It seems we have touched off a race to the bottom, which in this case means everyone is trying to slash their Brazilian beans estimates to see who can come in the lowest. This morning, AgRural cut its estimate to 128.5 MMT from the previous 133.4. Not to be outdone or better-stated undercut, in this case, AgreSourse Brasil took their figure down to 125 MMT. These reductions would appear to back up the stories and strength we witnessed last week in the bean trade, but if this turns out to be a buy the rumor, sell the fact type scenario is yet to be determined. Regardless, we have seen beans extend into higher highs to kick off this week, and spot futures have moved to within striking distance of the $15 mark for the first time since June of last year.
Large speculators were solid buyers in the grain/soy markets sans soy meal last week. They purchased over 50,000 contracts of corn, more than 18,000 contracts of beans, and a bit over 13,000 combined Chicago and KC wheat. Looking at just the Managed Money group, they are now long just over 365,000 contracts of corn and nearly 115,000 beans. Can we really expect them to keep pushing money into the long side of these markets at this time?
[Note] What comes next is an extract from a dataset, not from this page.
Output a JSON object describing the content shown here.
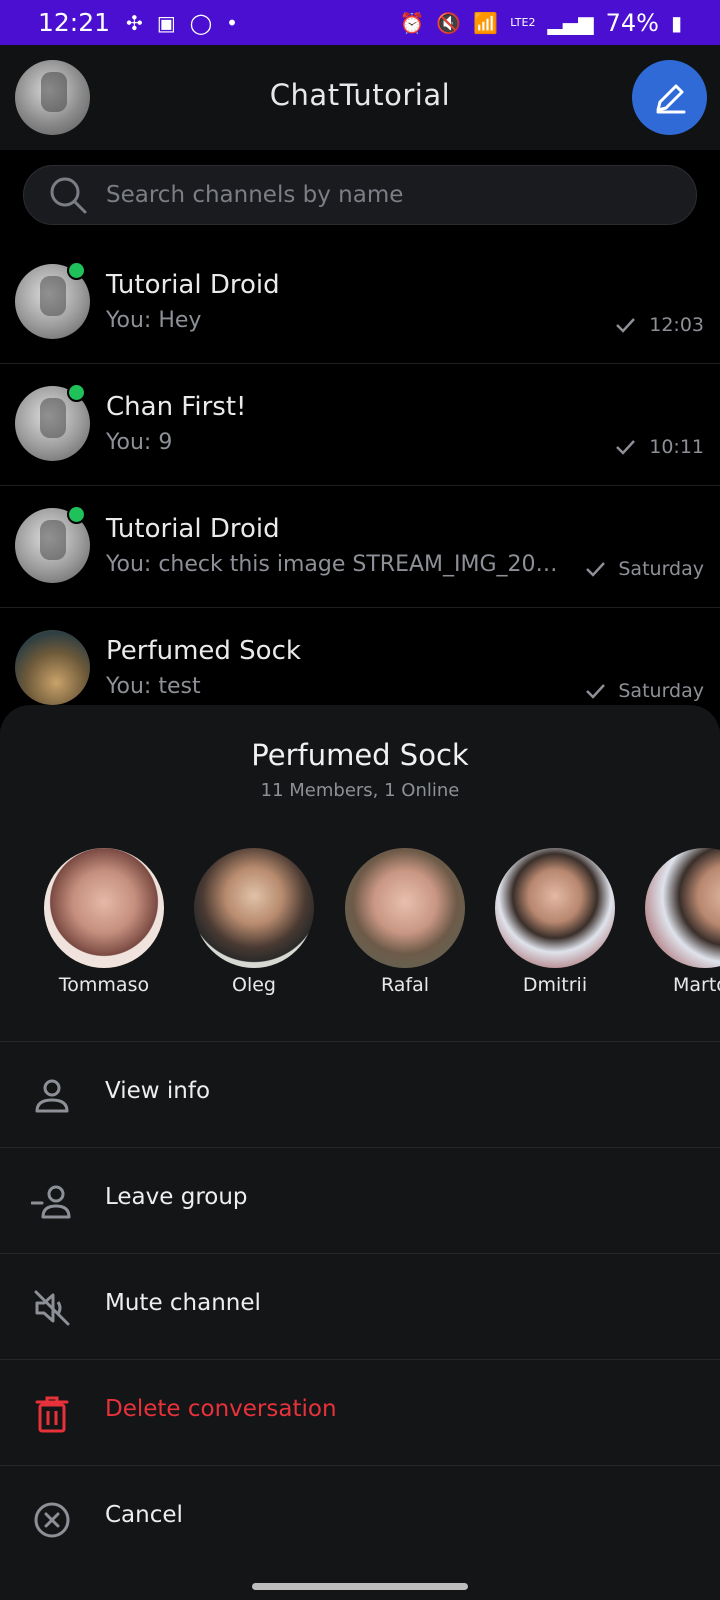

We do have one export sale to kick off the week. China was in for 129,000 MT of beans. Of this total, 66,000 are for the 2021/22 crop year and 63,000 for 22/23.
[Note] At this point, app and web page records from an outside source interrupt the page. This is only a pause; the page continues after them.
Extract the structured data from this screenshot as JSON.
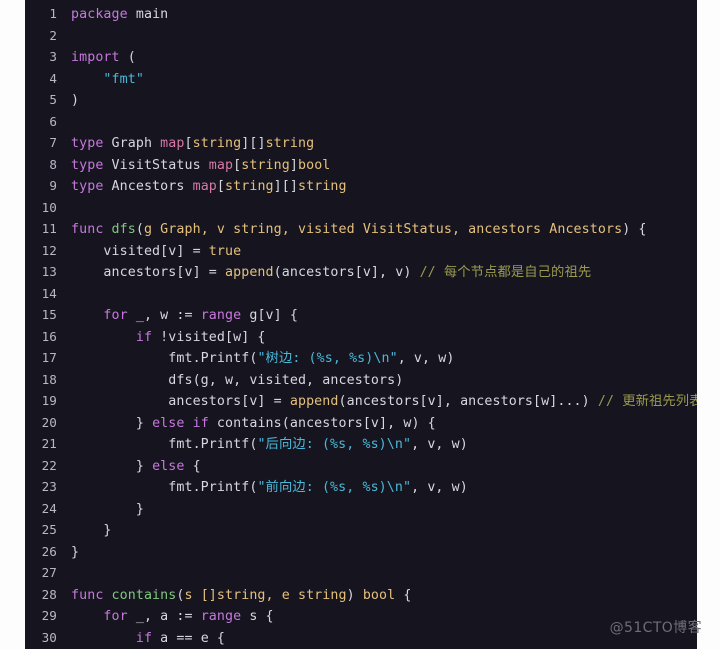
{
  "editor": {
    "language": "go",
    "theme_background": "#15141f",
    "page_background": "#fdfdfd",
    "gutter_color": "#b9b7c6",
    "colors": {
      "keyword": "#c678dd",
      "function": "#80c77e",
      "identifier": "#d7d7e0",
      "map_keyword": "#d878a8",
      "builtin": "#e5c07b",
      "string": "#4ab8d8",
      "comment": "#9a9a4d"
    },
    "first_line_number": 1,
    "last_line_number": 30,
    "lines": [
      {
        "n": "1",
        "tokens": [
          {
            "t": "package",
            "c": "kw"
          },
          {
            "t": " ",
            "c": "pl"
          },
          {
            "t": "main",
            "c": "pl"
          }
        ]
      },
      {
        "n": "2",
        "tokens": []
      },
      {
        "n": "3",
        "tokens": [
          {
            "t": "import",
            "c": "kw"
          },
          {
            "t": " (",
            "c": "punct"
          }
        ]
      },
      {
        "n": "4",
        "tokens": [
          {
            "t": "    ",
            "c": "pl"
          },
          {
            "t": "\"fmt\"",
            "c": "str"
          }
        ]
      },
      {
        "n": "5",
        "tokens": [
          {
            "t": ")",
            "c": "punct"
          }
        ]
      },
      {
        "n": "6",
        "tokens": []
      },
      {
        "n": "7",
        "tokens": [
          {
            "t": "type",
            "c": "kw"
          },
          {
            "t": " Graph ",
            "c": "typ"
          },
          {
            "t": "map",
            "c": "map"
          },
          {
            "t": "[",
            "c": "punct"
          },
          {
            "t": "string",
            "c": "bi"
          },
          {
            "t": "][]",
            "c": "punct"
          },
          {
            "t": "string",
            "c": "bi"
          }
        ]
      },
      {
        "n": "8",
        "tokens": [
          {
            "t": "type",
            "c": "kw"
          },
          {
            "t": " VisitStatus ",
            "c": "typ"
          },
          {
            "t": "map",
            "c": "map"
          },
          {
            "t": "[",
            "c": "punct"
          },
          {
            "t": "string",
            "c": "bi"
          },
          {
            "t": "]",
            "c": "punct"
          },
          {
            "t": "bool",
            "c": "bi"
          }
        ]
      },
      {
        "n": "9",
        "tokens": [
          {
            "t": "type",
            "c": "kw"
          },
          {
            "t": " Ancestors ",
            "c": "typ"
          },
          {
            "t": "map",
            "c": "map"
          },
          {
            "t": "[",
            "c": "punct"
          },
          {
            "t": "string",
            "c": "bi"
          },
          {
            "t": "][]",
            "c": "punct"
          },
          {
            "t": "string",
            "c": "bi"
          }
        ]
      },
      {
        "n": "10",
        "tokens": []
      },
      {
        "n": "11",
        "tokens": [
          {
            "t": "func",
            "c": "kw"
          },
          {
            "t": " ",
            "c": "pl"
          },
          {
            "t": "dfs",
            "c": "fn"
          },
          {
            "t": "(",
            "c": "punct"
          },
          {
            "t": "g Graph, v string, visited VisitStatus, ancestors Ancestors",
            "c": "bi"
          },
          {
            "t": ") {",
            "c": "punct"
          }
        ]
      },
      {
        "n": "12",
        "tokens": [
          {
            "t": "    visited[v] = ",
            "c": "pl"
          },
          {
            "t": "true",
            "c": "bi"
          }
        ]
      },
      {
        "n": "13",
        "tokens": [
          {
            "t": "    ancestors[v] = ",
            "c": "pl"
          },
          {
            "t": "append",
            "c": "bi"
          },
          {
            "t": "(ancestors[v], v) ",
            "c": "pl"
          },
          {
            "t": "// 每个节点都是自己的祖先",
            "c": "cmt"
          }
        ]
      },
      {
        "n": "14",
        "tokens": []
      },
      {
        "n": "15",
        "tokens": [
          {
            "t": "    ",
            "c": "pl"
          },
          {
            "t": "for",
            "c": "kw"
          },
          {
            "t": " _, w := ",
            "c": "pl"
          },
          {
            "t": "range",
            "c": "kw"
          },
          {
            "t": " g[v] {",
            "c": "pl"
          }
        ]
      },
      {
        "n": "16",
        "tokens": [
          {
            "t": "        ",
            "c": "pl"
          },
          {
            "t": "if",
            "c": "kw"
          },
          {
            "t": " !visited[w] {",
            "c": "pl"
          }
        ]
      },
      {
        "n": "17",
        "tokens": [
          {
            "t": "            fmt.Printf(",
            "c": "pl"
          },
          {
            "t": "\"树边: (%s, %s)\\n\"",
            "c": "str"
          },
          {
            "t": ", v, w)",
            "c": "pl"
          }
        ]
      },
      {
        "n": "18",
        "tokens": [
          {
            "t": "            dfs(g, w, visited, ancestors)",
            "c": "pl"
          }
        ]
      },
      {
        "n": "19",
        "tokens": [
          {
            "t": "            ancestors[v] = ",
            "c": "pl"
          },
          {
            "t": "append",
            "c": "bi"
          },
          {
            "t": "(ancestors[v], ancestors[w]...) ",
            "c": "pl"
          },
          {
            "t": "// 更新祖先列表",
            "c": "cmt"
          }
        ]
      },
      {
        "n": "20",
        "tokens": [
          {
            "t": "        } ",
            "c": "pl"
          },
          {
            "t": "else",
            "c": "kw"
          },
          {
            "t": " ",
            "c": "pl"
          },
          {
            "t": "if",
            "c": "kw"
          },
          {
            "t": " contains(ancestors[v], w) {",
            "c": "pl"
          }
        ]
      },
      {
        "n": "21",
        "tokens": [
          {
            "t": "            fmt.Printf(",
            "c": "pl"
          },
          {
            "t": "\"后向边: (%s, %s)\\n\"",
            "c": "str"
          },
          {
            "t": ", v, w)",
            "c": "pl"
          }
        ]
      },
      {
        "n": "22",
        "tokens": [
          {
            "t": "        } ",
            "c": "pl"
          },
          {
            "t": "else",
            "c": "kw"
          },
          {
            "t": " {",
            "c": "pl"
          }
        ]
      },
      {
        "n": "23",
        "tokens": [
          {
            "t": "            fmt.Printf(",
            "c": "pl"
          },
          {
            "t": "\"前向边: (%s, %s)\\n\"",
            "c": "str"
          },
          {
            "t": ", v, w)",
            "c": "pl"
          }
        ]
      },
      {
        "n": "24",
        "tokens": [
          {
            "t": "        }",
            "c": "pl"
          }
        ]
      },
      {
        "n": "25",
        "tokens": [
          {
            "t": "    }",
            "c": "pl"
          }
        ]
      },
      {
        "n": "26",
        "tokens": [
          {
            "t": "}",
            "c": "pl"
          }
        ]
      },
      {
        "n": "27",
        "tokens": []
      },
      {
        "n": "28",
        "tokens": [
          {
            "t": "func",
            "c": "kw"
          },
          {
            "t": " ",
            "c": "pl"
          },
          {
            "t": "contains",
            "c": "fn"
          },
          {
            "t": "(",
            "c": "punct"
          },
          {
            "t": "s []string, e string",
            "c": "bi"
          },
          {
            "t": ") ",
            "c": "punct"
          },
          {
            "t": "bool",
            "c": "bi"
          },
          {
            "t": " {",
            "c": "punct"
          }
        ]
      },
      {
        "n": "29",
        "tokens": [
          {
            "t": "    ",
            "c": "pl"
          },
          {
            "t": "for",
            "c": "kw"
          },
          {
            "t": " _, a := ",
            "c": "pl"
          },
          {
            "t": "range",
            "c": "kw"
          },
          {
            "t": " s {",
            "c": "pl"
          }
        ]
      },
      {
        "n": "30",
        "tokens": [
          {
            "t": "        ",
            "c": "pl"
          },
          {
            "t": "if",
            "c": "kw"
          },
          {
            "t": " a == e {",
            "c": "pl"
          }
        ]
      }
    ]
  },
  "watermark": {
    "text": "@51CTO博客"
  }
}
In the macro world this morning, we have metals higher, Bitcoin lower, as is the U.S. Dollar, financial instruments, and equities. While not by any significant amount, energies are higher and have extended into higher highs for this advance. This month, Brent crude has pushed through the last reaction high, set in 2018 at 86.74, and would appear to be headed for the next target zone between 97 and 103.50. Needless to say, this market is very overbought.